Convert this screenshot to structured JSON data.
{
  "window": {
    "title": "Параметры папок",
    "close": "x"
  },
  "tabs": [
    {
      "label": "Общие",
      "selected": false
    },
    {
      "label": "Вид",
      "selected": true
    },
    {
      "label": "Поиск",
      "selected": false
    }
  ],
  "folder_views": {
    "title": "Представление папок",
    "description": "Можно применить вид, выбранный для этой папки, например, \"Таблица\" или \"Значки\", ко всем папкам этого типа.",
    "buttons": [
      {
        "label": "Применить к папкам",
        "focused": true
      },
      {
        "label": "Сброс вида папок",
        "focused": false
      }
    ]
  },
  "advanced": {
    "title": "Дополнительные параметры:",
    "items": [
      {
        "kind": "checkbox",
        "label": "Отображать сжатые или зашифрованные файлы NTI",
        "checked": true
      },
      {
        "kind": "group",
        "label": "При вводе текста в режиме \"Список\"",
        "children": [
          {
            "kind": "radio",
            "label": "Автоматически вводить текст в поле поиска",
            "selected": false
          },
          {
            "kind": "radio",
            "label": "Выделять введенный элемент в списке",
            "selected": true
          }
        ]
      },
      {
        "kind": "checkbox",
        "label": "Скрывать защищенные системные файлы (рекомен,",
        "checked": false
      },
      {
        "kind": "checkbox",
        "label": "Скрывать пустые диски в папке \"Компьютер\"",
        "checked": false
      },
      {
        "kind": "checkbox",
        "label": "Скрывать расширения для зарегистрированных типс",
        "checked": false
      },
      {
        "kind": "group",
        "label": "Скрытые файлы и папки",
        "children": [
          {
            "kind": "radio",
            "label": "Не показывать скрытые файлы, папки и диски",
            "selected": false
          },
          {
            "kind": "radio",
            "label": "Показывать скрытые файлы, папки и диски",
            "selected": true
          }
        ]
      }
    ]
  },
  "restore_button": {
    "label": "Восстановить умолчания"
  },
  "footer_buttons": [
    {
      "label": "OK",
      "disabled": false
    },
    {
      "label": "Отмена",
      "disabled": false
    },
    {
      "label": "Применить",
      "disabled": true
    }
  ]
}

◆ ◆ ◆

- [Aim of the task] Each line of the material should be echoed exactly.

- [Answer box]
Convert this screenshot to structured JSON data.
{
  "window": {
    "title": "Параметры папок",
    "close": "x"
  },
  "tabs": [
    {
      "label": "Общие",
      "selected": false
    },
    {
      "label": "Вид",
      "selected": true
    },
    {
      "label": "Поиск",
      "selected": false
    }
  ],
  "folder_views": {
    "title": "Представление папок",
    "description": "Можно применить вид, выбранный для этой папки, например, \"Таблица\" или \"Значки\", ко всем папкам этого типа.",
    "buttons": [
      {
        "label": "Применить к папкам",
        "focused": true
      },
      {
        "label": "Сброс вида папок",
        "focused": false
      }
    ]
  },
  "advanced": {
    "title": "Дополнительные параметры:",
    "items": [
      {
        "kind": "checkbox",
        "label": "Отображать сжатые или зашифрованные файлы NTI",
        "checked": true
      },
      {
        "kind": "group",
        "label": "При вводе текста в режиме \"Список\"",
        "children": [
          {
            "kind": "radio",
            "label": "Автоматически вводить текст в поле поиска",
            "selected": false
          },
          {
            "kind": "radio",
            "label": "Выделять введенный элемент в списке",
            "selected": true
          }
        ]
      },
      {
        "kind": "checkbox",
        "label": "Скрывать защищенные системные файлы (рекомен,",
        "checked": false
      },
      {
        "kind": "checkbox",
        "label": "Скрывать пустые диски в папке \"Компьютер\"",
        "checked": false
      },
      {
        "kind": "checkbox",
        "label": "Скрывать расширения для зарегистрированных типс",
        "checked": false
      },
      {
        "kind": "group",
        "label": "Скрытые файлы и папки",
        "children": [
          {
            "kind": "radio",
            "label": "Не показывать скрытые файлы, папки и диски",
            "selected": false
          },
          {
            "kind": "radio",
            "label": "Показывать скрытые файлы, папки и диски",
            "selected": true
          }
        ]
      }
    ]
  },
  "restore_button": {
    "label": "Восстановить умолчания"
  },
  "footer_buttons": [
    {
      "label": "OK",
      "disabled": false
    },
    {
      "label": "Отмена",
      "disabled": false
    },
    {
      "label": "Применить",
      "disabled": true
    }
  ]
}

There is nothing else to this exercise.